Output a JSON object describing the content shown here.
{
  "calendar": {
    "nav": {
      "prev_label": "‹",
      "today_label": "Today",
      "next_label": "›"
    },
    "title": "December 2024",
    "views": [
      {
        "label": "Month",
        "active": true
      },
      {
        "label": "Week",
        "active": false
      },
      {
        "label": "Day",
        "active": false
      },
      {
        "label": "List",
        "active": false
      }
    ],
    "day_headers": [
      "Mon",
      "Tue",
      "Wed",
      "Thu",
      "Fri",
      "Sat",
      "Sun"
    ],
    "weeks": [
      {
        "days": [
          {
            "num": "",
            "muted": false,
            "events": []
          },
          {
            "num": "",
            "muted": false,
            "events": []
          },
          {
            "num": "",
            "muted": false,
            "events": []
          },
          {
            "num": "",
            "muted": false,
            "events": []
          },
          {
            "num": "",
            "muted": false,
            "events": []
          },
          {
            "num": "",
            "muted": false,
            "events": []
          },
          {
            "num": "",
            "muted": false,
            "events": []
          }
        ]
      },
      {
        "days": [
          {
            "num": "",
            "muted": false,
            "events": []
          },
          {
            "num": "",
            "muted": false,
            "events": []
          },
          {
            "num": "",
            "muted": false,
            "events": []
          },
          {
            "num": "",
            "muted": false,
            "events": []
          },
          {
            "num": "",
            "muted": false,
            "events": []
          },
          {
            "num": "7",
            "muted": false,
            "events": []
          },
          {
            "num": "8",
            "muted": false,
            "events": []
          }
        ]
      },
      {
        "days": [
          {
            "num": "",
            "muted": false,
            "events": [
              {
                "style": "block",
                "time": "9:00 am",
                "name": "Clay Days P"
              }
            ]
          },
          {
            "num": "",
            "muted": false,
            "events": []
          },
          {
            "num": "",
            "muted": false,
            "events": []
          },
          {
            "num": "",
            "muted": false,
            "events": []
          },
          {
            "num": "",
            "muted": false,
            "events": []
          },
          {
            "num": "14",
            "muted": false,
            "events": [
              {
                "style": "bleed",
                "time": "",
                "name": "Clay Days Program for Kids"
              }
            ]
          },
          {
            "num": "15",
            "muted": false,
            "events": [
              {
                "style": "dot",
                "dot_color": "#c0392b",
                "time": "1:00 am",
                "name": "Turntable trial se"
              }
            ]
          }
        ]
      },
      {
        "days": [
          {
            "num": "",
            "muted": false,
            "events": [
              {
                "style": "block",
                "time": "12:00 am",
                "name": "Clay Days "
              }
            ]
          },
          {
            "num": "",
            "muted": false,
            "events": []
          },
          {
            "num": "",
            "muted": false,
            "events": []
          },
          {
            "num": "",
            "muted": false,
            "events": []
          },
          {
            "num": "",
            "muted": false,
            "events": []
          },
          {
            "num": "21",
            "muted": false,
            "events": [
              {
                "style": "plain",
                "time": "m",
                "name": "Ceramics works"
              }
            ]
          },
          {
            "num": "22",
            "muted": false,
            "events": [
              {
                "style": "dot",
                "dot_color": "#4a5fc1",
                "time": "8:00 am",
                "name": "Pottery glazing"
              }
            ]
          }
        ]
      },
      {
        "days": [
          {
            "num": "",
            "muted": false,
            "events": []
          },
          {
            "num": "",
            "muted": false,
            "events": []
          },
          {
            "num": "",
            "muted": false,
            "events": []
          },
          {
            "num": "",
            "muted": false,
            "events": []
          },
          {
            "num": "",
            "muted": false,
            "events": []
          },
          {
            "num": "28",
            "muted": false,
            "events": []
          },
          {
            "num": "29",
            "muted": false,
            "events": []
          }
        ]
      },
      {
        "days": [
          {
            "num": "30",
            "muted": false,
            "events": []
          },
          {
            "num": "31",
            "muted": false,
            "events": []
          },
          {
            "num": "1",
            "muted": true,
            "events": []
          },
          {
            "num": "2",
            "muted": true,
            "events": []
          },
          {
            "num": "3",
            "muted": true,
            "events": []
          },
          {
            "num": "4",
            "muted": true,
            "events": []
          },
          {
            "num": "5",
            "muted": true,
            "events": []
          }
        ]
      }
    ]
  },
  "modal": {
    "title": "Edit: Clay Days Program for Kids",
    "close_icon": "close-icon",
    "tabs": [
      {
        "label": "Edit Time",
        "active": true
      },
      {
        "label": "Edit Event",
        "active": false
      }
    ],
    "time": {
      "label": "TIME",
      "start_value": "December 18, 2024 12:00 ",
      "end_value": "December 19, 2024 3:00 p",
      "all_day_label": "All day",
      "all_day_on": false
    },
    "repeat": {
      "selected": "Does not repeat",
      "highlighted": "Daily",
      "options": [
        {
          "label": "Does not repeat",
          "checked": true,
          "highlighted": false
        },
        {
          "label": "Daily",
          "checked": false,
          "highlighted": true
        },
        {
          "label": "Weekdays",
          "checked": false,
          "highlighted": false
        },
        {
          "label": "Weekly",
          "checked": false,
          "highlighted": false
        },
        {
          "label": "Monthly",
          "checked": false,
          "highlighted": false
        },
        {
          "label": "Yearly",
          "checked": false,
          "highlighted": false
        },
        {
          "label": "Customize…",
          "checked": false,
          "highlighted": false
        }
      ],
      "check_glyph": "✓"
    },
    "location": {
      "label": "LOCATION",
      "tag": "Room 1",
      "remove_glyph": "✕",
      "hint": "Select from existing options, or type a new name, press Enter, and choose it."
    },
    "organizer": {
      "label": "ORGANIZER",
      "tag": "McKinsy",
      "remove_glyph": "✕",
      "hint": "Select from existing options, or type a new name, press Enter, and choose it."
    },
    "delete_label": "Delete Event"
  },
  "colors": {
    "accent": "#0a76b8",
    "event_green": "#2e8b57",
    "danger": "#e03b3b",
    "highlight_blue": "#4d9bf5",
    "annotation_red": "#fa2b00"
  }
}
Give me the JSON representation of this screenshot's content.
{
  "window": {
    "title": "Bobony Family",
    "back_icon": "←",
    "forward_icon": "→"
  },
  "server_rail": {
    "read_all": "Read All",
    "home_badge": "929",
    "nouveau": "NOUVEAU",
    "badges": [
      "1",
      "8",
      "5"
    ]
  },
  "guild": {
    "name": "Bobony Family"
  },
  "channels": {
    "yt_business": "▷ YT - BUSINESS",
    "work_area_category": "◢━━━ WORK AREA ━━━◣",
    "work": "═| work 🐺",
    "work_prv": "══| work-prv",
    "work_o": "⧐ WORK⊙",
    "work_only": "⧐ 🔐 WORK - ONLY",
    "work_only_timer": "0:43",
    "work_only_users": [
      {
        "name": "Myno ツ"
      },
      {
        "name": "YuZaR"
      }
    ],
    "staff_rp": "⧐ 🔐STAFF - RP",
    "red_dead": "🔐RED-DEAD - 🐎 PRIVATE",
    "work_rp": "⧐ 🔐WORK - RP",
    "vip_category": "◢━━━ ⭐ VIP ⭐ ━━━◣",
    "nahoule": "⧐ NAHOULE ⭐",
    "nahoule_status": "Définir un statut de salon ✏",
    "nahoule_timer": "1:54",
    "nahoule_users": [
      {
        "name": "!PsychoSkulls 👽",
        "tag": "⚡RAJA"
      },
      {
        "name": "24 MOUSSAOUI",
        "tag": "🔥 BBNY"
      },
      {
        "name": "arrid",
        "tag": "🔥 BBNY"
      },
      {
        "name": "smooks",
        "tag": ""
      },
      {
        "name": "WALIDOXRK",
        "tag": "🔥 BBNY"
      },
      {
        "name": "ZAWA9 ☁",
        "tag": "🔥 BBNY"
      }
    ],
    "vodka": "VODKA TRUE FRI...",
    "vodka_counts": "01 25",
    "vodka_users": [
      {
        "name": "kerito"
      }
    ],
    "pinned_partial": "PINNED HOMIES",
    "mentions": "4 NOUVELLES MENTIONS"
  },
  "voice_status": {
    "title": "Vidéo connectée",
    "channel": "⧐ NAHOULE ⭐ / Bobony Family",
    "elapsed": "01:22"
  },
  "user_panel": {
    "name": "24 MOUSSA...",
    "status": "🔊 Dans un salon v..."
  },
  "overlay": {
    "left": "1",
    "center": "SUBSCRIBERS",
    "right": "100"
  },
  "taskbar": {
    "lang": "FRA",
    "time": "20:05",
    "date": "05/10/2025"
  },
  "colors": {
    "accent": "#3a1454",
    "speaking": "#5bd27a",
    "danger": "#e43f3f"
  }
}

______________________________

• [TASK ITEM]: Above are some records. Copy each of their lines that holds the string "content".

• [ANSWER FOR THE TASK]:
Output a JSON object describing the content shown here.
Give me the JSON representation of this screenshot's content.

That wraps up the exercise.